The Namnetes were a tribe of ancient Gaul, living in the area of the modern city of Nantes near the river Liger. They were neighbours to the Redones, the Andecavi and the Pictones. In the spring 56 BC during the Gallic wars and according to Caesar, the Namnetes allied to the Veneti to fight against the fleet made by Caesar. Decimus Brutus, leader of the Roman fleet won the battle. During Roman domination, the Namnete capital city was located at the confluence of the Loire and the Erdre. During the 3rd century AD, the city became known as Portus Namnetum Nantes in the Middle Ages. According to Strabo, quoting Poseidonios, there is an island in the Ocean near the outlet of the Loire river, inhabited by the "women of the Samnitae,", taken to be a mistake and refers to the "Namnitae" or Namnetes.

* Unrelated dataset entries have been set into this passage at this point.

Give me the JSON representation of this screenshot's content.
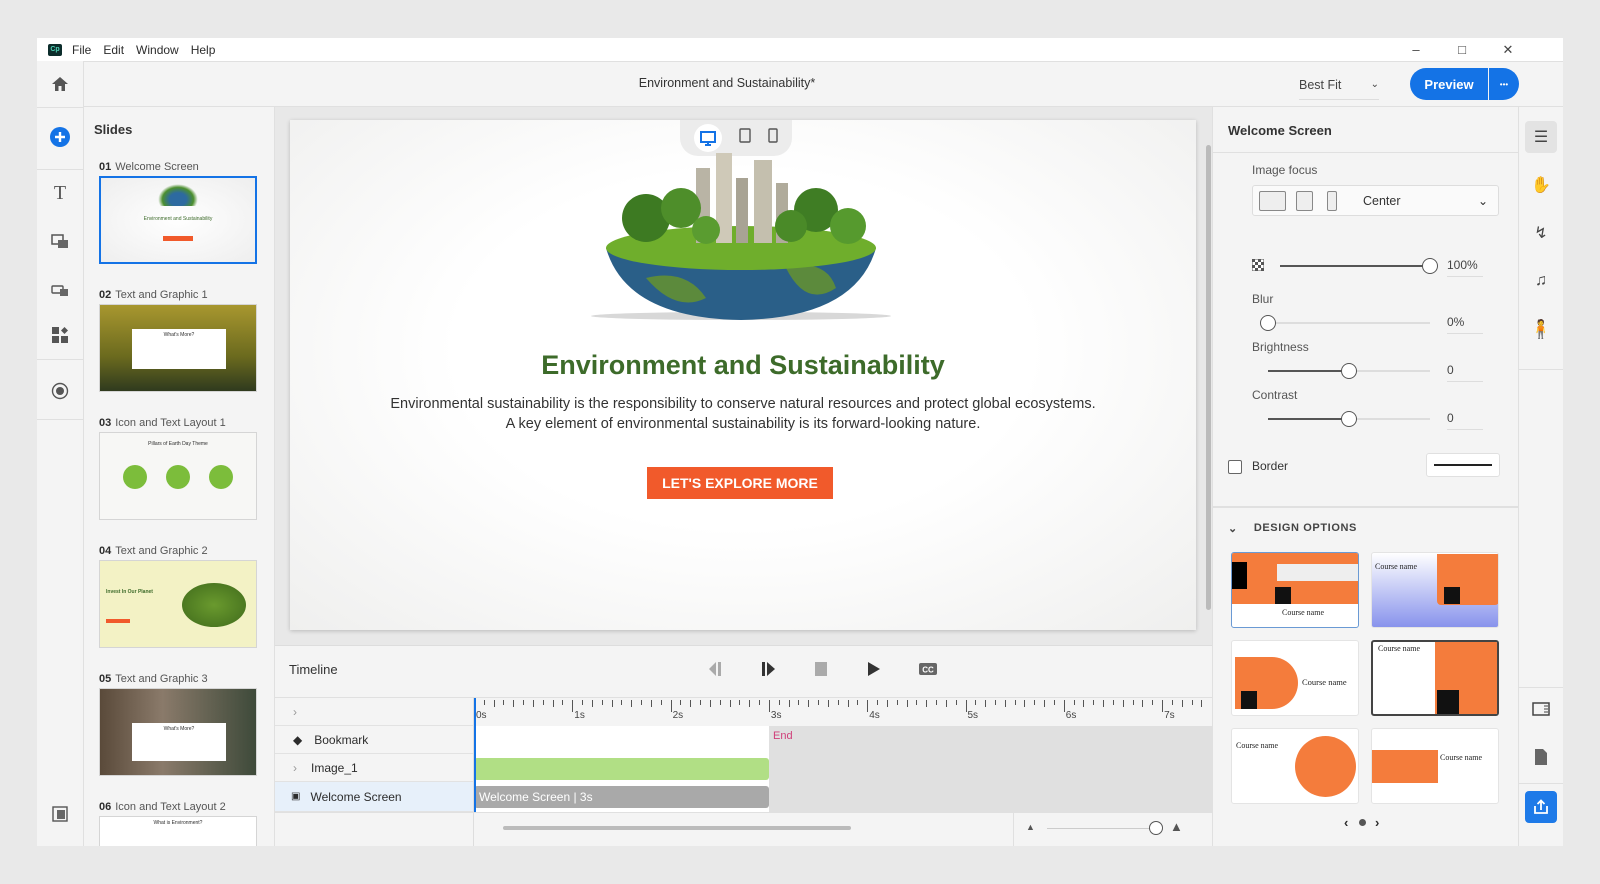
{
  "app": {
    "logo": "Cp",
    "menu": [
      "File",
      "Edit",
      "Window",
      "Help"
    ],
    "window_controls": [
      "minimize",
      "maximize",
      "close"
    ]
  },
  "toolbar": {
    "document_title": "Environment and Sustainability*",
    "zoom_select": "Best Fit",
    "preview_label": "Preview",
    "more_label": "•••"
  },
  "left_rail": {
    "icons": [
      "home-icon",
      "add-icon",
      "text-icon",
      "media-icon",
      "interaction-icon",
      "widgets-icon",
      "record-icon",
      "slide-panel-icon"
    ]
  },
  "slides": {
    "title": "Slides",
    "items": [
      {
        "num": "01",
        "label": "Welcome Screen",
        "thumb_title": "Environment and Sustainability"
      },
      {
        "num": "02",
        "label": "Text and Graphic 1",
        "thumb_title": "What's More?"
      },
      {
        "num": "03",
        "label": "Icon and Text Layout 1",
        "thumb_title": "Pillars of Earth Day Theme"
      },
      {
        "num": "04",
        "label": "Text and Graphic 2",
        "thumb_title": "Invest In Our Planet"
      },
      {
        "num": "05",
        "label": "Text and Graphic 3",
        "thumb_title": "What's More?"
      },
      {
        "num": "06",
        "label": "Icon and Text Layout 2",
        "thumb_title": "What is Environment?"
      }
    ]
  },
  "slide": {
    "heading": "Environment and Sustainability",
    "body": "Environmental sustainability is the responsibility to conserve natural resources and protect global ecosystems. A key element of environmental sustainability is its forward-looking nature.",
    "cta": "LET'S EXPLORE MORE",
    "heading_color": "#3d6b2a",
    "cta_color": "#f15a2b",
    "device_modes": [
      "desktop",
      "tablet",
      "mobile"
    ]
  },
  "timeline": {
    "title": "Timeline",
    "ticks": [
      "0s",
      "1s",
      "2s",
      "3s",
      "4s",
      "5s",
      "6s",
      "7s"
    ],
    "end_label": "End",
    "rows": [
      {
        "label": "Bookmark",
        "icon": "diamond-icon"
      },
      {
        "label": "Image_1",
        "icon": "chevron-right-icon"
      },
      {
        "label": "Welcome Screen",
        "icon": "slide-icon"
      }
    ],
    "clip_label": "Welcome Screen | 3s",
    "duration_s": 3
  },
  "properties": {
    "title": "Welcome Screen",
    "image_focus_label": "Image focus",
    "image_focus_value": "Center",
    "opacity_value": "100%",
    "opacity_pct": 100,
    "blur_label": "Blur",
    "blur_value": "0%",
    "blur_pct": 0,
    "brightness_label": "Brightness",
    "brightness_value": "0",
    "brightness_pct": 50,
    "contrast_label": "Contrast",
    "contrast_value": "0",
    "contrast_pct": 50,
    "border_label": "Border",
    "border_checked": false,
    "design_options_label": "DESIGN OPTIONS",
    "design_course_name": "Course name"
  },
  "colors": {
    "accent": "#1473e6",
    "orange": "#f47c3c",
    "green_clip": "#b1df85",
    "gray_clip": "#a9a9a9"
  }
}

No man was allowed on the island and the women themselves sailed from it to have intercourse with men on the continent before returning there again, they had the strange custom of unroofing their temple every year and roofing it again on the same day before sunset, each woman bringing her load to add to the roof.
The woman whose load would fall out of her arms was rent to pieces by the rest, they carried the pieces round the temple with the cry of "Ev-ah" in a frenetic manner. According to French archaeologist Jean-Louis Brunaux, there are three reasons to consider the story as factual. First, the wet and windy climate of Western Gaul suggest that the Gallic dwellings were re-roofed every year. Second, not to drop new material was, according to Pliny the Elder, a common religious practice of the Celts. Third, circumambulation existed as a rite among the Celts according to Poseidonios
This article is about the Cenomani in Gallia Celtica. The Cenomani or Aulerci Cenomani were a Celtic people, a branch of the Aulerci in Gallia Celtica, whose territory corresponded to Maine in the modern départment of Sarthe, west of the Carnutes between the Seine and the Loire, their chief town was Vindinum or Suindinum, afterwards Civitas Cenomanorum and Cenomani as in the Notitia Dignitatum, the original name of the town, as usual in the case of Gallic cities, being replaced by that of the people. According to Caesar, they assisted Vercingetorix in the great rising with a force of 5000 men. Under Augustus they formed a civitas stipendiaria of Gallia Lugdunensis, in the 4th century part of Gallia Lugdunensis III. There was another people called Cenomani; the orthography and the quantity of the penultimate vowel of Cenomani have given rise to discussion. According to Arbois de Jubainville, the Cenomni of Italy are not identical with the Cehomni of Gaul. In the case of the latter, the survival of the syllable man in "Le Mans" is due to the stress laid on the vowel.
In Italy, Cenomani is the name of a people. William Smith adopts the difference, placing the peoples in two separate articles in his Dictionary of Greek and Roman Geography. On the other hand, if the tradition recorded by Cato is true, that the Cenomani formed a settlement near Massilia, among the Volcae, this could indicate a route that the Cenomani took to Cisalpine Gaul in Italy. According to Livy, the Cenomani of Cisalpine Gaul arrived after the expedition of Bellovesus, led by Helitovius, are credited with the foundation of Brixia, or Brescia, Verona; this article incorporates text from a publication now in the public domain: Chisholm, Hugh, ed.. "Cenomani". Encyclopædia Britannica. Cambridge University Press; this article incorporates text from a publication now in the public domain: Smith, William, ed.. "Cenomani". Dictionary of Greek and Roman Geography. London: John Murray